## Task to complete
Write out the data word for word, taking care that no picture is carried over.

====

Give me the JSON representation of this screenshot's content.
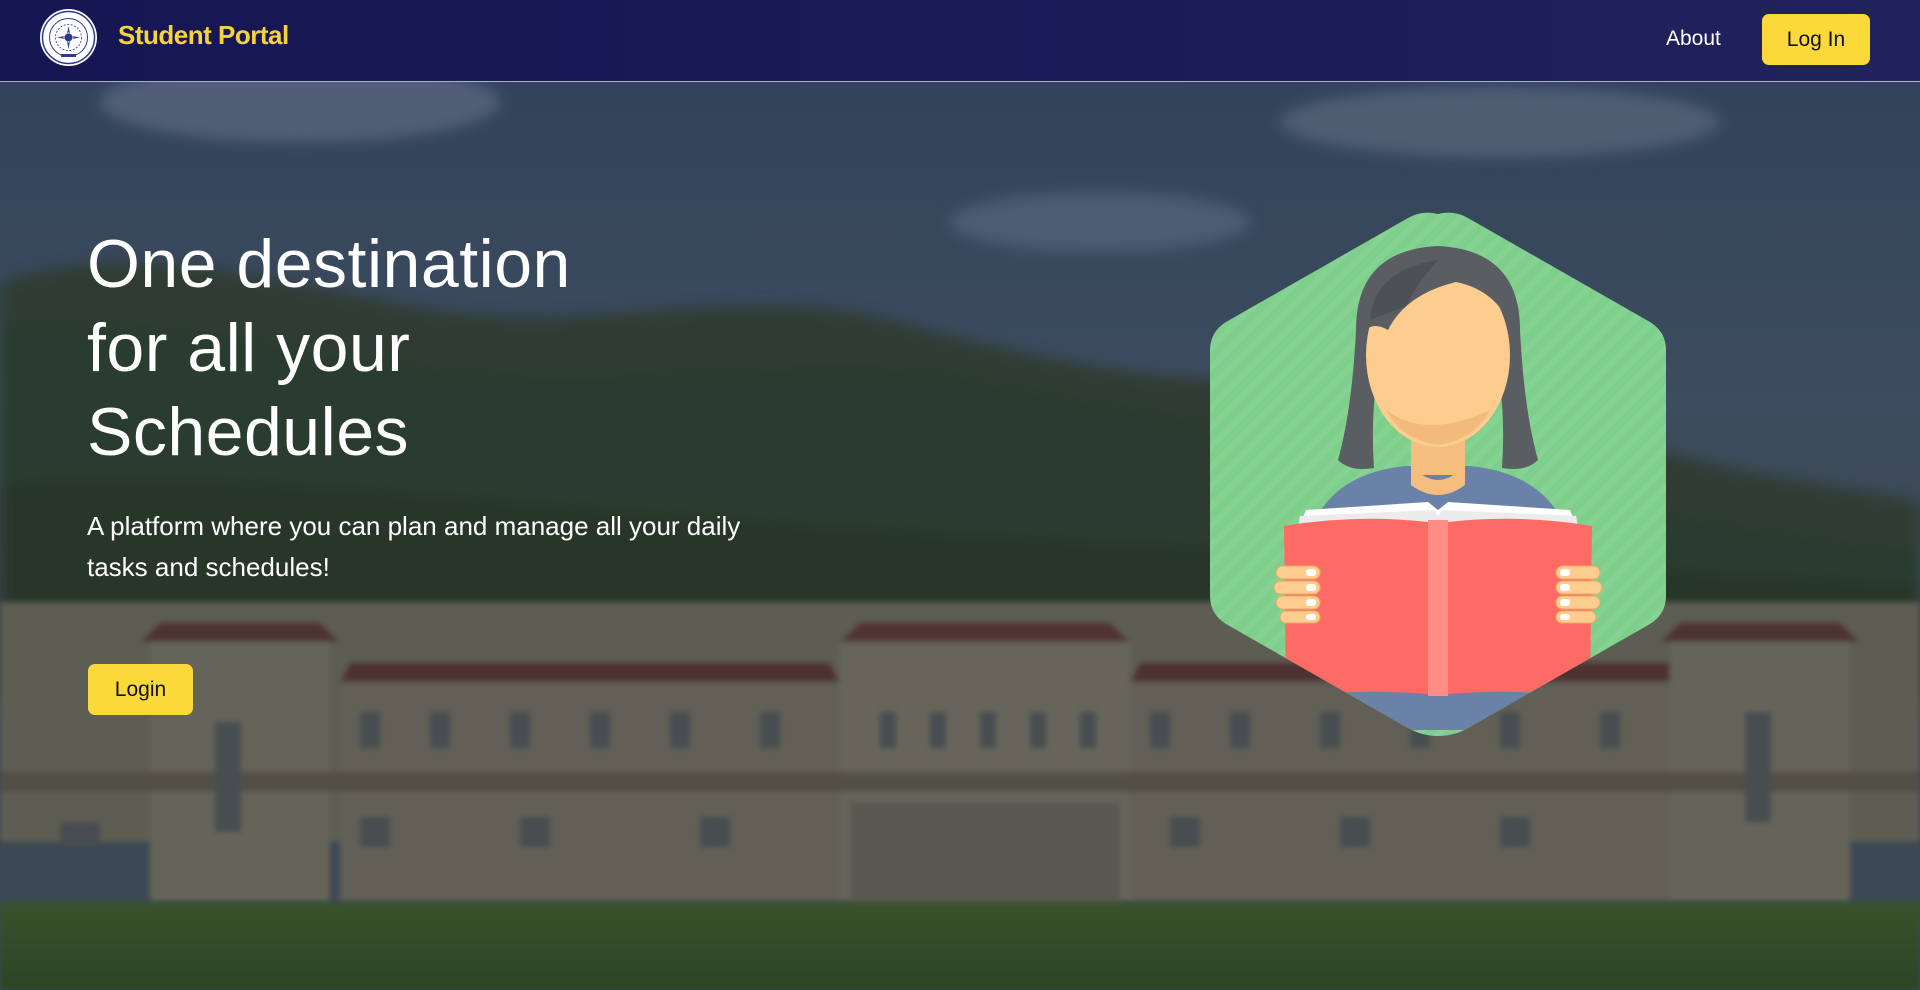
{
  "header": {
    "brand": "Student Portal",
    "about_label": "About",
    "login_label": "Log In",
    "logo_icon": "university-seal-icon"
  },
  "hero": {
    "title_lines": [
      "One destination",
      "for all your",
      "Schedules"
    ],
    "subtitle_lines": [
      "A platform where you can plan and manage all your daily",
      "tasks and schedules!"
    ],
    "cta_label": "Login",
    "illustration_icon": "student-reading-book-icon",
    "background": "blurred-campus-building-photo"
  },
  "colors": {
    "navbar": "#1a1a56",
    "accent": "#fbd93b",
    "brand_text": "#f6d33b",
    "hexagon": "#7ecf8c",
    "book": "#fe6b64"
  }
}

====

## Answer
Give me the JSON representation of this screenshot's content.
{
  "header": {
    "brand": "Student Portal",
    "about_label": "About",
    "login_label": "Log In",
    "logo_icon": "university-seal-icon"
  },
  "hero": {
    "title_lines": [
      "One destination",
      "for all your",
      "Schedules"
    ],
    "subtitle_lines": [
      "A platform where you can plan and manage all your daily",
      "tasks and schedules!"
    ],
    "cta_label": "Login",
    "illustration_icon": "student-reading-book-icon",
    "background": "blurred-campus-building-photo"
  },
  "colors": {
    "navbar": "#1a1a56",
    "accent": "#fbd93b",
    "brand_text": "#f6d33b",
    "hexagon": "#7ecf8c",
    "book": "#fe6b64"
  }
}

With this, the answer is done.